## Work instructions
The listing is to be reproduced in full, with no character altered.

▼

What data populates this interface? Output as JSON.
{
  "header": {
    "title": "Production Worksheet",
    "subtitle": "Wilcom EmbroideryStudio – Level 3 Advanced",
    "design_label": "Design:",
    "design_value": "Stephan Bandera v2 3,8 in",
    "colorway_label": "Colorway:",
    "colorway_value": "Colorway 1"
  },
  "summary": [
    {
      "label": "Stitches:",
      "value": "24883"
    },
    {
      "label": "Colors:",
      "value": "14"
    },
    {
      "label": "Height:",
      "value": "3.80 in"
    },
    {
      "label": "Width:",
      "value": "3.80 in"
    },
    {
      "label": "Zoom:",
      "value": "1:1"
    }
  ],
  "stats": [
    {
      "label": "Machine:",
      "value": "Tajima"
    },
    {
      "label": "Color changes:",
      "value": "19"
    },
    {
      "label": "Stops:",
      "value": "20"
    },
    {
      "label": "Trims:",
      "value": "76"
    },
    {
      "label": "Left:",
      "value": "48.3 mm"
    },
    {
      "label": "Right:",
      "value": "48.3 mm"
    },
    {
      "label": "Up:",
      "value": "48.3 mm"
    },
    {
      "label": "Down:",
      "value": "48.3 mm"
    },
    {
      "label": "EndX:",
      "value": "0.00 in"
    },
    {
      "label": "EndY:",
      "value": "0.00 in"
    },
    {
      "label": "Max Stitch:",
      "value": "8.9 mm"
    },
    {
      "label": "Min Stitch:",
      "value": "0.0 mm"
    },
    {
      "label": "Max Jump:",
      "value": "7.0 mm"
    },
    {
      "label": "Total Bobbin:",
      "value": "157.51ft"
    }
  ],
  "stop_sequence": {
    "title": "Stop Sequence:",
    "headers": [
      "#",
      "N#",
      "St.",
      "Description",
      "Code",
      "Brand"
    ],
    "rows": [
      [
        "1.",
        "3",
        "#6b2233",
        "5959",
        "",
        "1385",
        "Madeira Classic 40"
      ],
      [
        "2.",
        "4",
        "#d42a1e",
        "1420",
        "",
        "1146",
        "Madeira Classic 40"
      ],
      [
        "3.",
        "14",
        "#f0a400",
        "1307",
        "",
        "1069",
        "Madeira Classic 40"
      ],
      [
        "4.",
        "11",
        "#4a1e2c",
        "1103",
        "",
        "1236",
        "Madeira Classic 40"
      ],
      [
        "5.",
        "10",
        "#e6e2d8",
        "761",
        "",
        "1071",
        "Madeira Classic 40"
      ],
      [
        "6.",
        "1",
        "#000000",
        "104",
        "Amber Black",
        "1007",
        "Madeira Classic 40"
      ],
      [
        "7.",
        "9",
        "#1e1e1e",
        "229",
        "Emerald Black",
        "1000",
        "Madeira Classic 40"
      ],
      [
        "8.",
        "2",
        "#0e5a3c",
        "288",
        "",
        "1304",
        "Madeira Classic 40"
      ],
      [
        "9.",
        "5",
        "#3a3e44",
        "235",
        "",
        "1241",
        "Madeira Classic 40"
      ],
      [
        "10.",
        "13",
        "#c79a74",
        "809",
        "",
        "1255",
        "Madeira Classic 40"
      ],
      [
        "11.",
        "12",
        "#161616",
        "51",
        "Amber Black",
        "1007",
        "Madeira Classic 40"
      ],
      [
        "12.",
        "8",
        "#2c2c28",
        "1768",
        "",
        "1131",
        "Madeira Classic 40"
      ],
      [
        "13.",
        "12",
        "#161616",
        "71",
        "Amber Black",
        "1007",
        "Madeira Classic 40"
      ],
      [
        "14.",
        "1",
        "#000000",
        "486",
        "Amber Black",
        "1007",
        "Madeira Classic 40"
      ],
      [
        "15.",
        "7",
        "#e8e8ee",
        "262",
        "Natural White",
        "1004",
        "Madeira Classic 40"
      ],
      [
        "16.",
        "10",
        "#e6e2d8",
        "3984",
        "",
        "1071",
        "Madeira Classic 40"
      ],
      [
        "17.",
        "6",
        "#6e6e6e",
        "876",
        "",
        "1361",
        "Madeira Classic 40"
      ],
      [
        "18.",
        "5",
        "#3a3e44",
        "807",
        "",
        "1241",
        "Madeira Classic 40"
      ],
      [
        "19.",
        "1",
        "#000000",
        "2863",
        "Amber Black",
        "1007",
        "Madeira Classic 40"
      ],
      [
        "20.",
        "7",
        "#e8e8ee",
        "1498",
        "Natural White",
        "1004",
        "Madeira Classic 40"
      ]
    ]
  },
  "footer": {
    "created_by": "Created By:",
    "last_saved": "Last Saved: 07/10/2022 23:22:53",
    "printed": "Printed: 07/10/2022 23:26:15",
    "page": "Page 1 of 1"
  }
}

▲

## Output for this task
What data populates this interface? Output as JSON.
{
  "header": {
    "title": "Production Worksheet",
    "subtitle": "Wilcom EmbroideryStudio – Level 3 Advanced",
    "design_label": "Design:",
    "design_value": "Stephan Bandera v2 3,8 in",
    "colorway_label": "Colorway:",
    "colorway_value": "Colorway 1"
  },
  "summary": [
    {
      "label": "Stitches:",
      "value": "24883"
    },
    {
      "label": "Colors:",
      "value": "14"
    },
    {
      "label": "Height:",
      "value": "3.80 in"
    },
    {
      "label": "Width:",
      "value": "3.80 in"
    },
    {
      "label": "Zoom:",
      "value": "1:1"
    }
  ],
  "stats": [
    {
      "label": "Machine:",
      "value": "Tajima"
    },
    {
      "label": "Color changes:",
      "value": "19"
    },
    {
      "label": "Stops:",
      "value": "20"
    },
    {
      "label": "Trims:",
      "value": "76"
    },
    {
      "label": "Left:",
      "value": "48.3 mm"
    },
    {
      "label": "Right:",
      "value": "48.3 mm"
    },
    {
      "label": "Up:",
      "value": "48.3 mm"
    },
    {
      "label": "Down:",
      "value": "48.3 mm"
    },
    {
      "label": "EndX:",
      "value": "0.00 in"
    },
    {
      "label": "EndY:",
      "value": "0.00 in"
    },
    {
      "label": "Max Stitch:",
      "value": "8.9 mm"
    },
    {
      "label": "Min Stitch:",
      "value": "0.0 mm"
    },
    {
      "label": "Max Jump:",
      "value": "7.0 mm"
    },
    {
      "label": "Total Bobbin:",
      "value": "157.51ft"
    }
  ],
  "stop_sequence": {
    "title": "Stop Sequence:",
    "headers": [
      "#",
      "N#",
      "St.",
      "Description",
      "Code",
      "Brand"
    ],
    "rows": [
      [
        "1.",
        "3",
        "#6b2233",
        "5959",
        "",
        "1385",
        "Madeira Classic 40"
      ],
      [
        "2.",
        "4",
        "#d42a1e",
        "1420",
        "",
        "1146",
        "Madeira Classic 40"
      ],
      [
        "3.",
        "14",
        "#f0a400",
        "1307",
        "",
        "1069",
        "Madeira Classic 40"
      ],
      [
        "4.",
        "11",
        "#4a1e2c",
        "1103",
        "",
        "1236",
        "Madeira Classic 40"
      ],
      [
        "5.",
        "10",
        "#e6e2d8",
        "761",
        "",
        "1071",
        "Madeira Classic 40"
      ],
      [
        "6.",
        "1",
        "#000000",
        "104",
        "Amber Black",
        "1007",
        "Madeira Classic 40"
      ],
      [
        "7.",
        "9",
        "#1e1e1e",
        "229",
        "Emerald Black",
        "1000",
        "Madeira Classic 40"
      ],
      [
        "8.",
        "2",
        "#0e5a3c",
        "288",
        "",
        "1304",
        "Madeira Classic 40"
      ],
      [
        "9.",
        "5",
        "#3a3e44",
        "235",
        "",
        "1241",
        "Madeira Classic 40"
      ],
      [
        "10.",
        "13",
        "#c79a74",
        "809",
        "",
        "1255",
        "Madeira Classic 40"
      ],
      [
        "11.",
        "12",
        "#161616",
        "51",
        "Amber Black",
        "1007",
        "Madeira Classic 40"
      ],
      [
        "12.",
        "8",
        "#2c2c28",
        "1768",
        "",
        "1131",
        "Madeira Classic 40"
      ],
      [
        "13.",
        "12",
        "#161616",
        "71",
        "Amber Black",
        "1007",
        "Madeira Classic 40"
      ],
      [
        "14.",
        "1",
        "#000000",
        "486",
        "Amber Black",
        "1007",
        "Madeira Classic 40"
      ],
      [
        "15.",
        "7",
        "#e8e8ee",
        "262",
        "Natural White",
        "1004",
        "Madeira Classic 40"
      ],
      [
        "16.",
        "10",
        "#e6e2d8",
        "3984",
        "",
        "1071",
        "Madeira Classic 40"
      ],
      [
        "17.",
        "6",
        "#6e6e6e",
        "876",
        "",
        "1361",
        "Madeira Classic 40"
      ],
      [
        "18.",
        "5",
        "#3a3e44",
        "807",
        "",
        "1241",
        "Madeira Classic 40"
      ],
      [
        "19.",
        "1",
        "#000000",
        "2863",
        "Amber Black",
        "1007",
        "Madeira Classic 40"
      ],
      [
        "20.",
        "7",
        "#e8e8ee",
        "1498",
        "Natural White",
        "1004",
        "Madeira Classic 40"
      ]
    ]
  },
  "footer": {
    "created_by": "Created By:",
    "last_saved": "Last Saved: 07/10/2022 23:22:53",
    "printed": "Printed: 07/10/2022 23:26:15",
    "page": "Page 1 of 1"
  }
}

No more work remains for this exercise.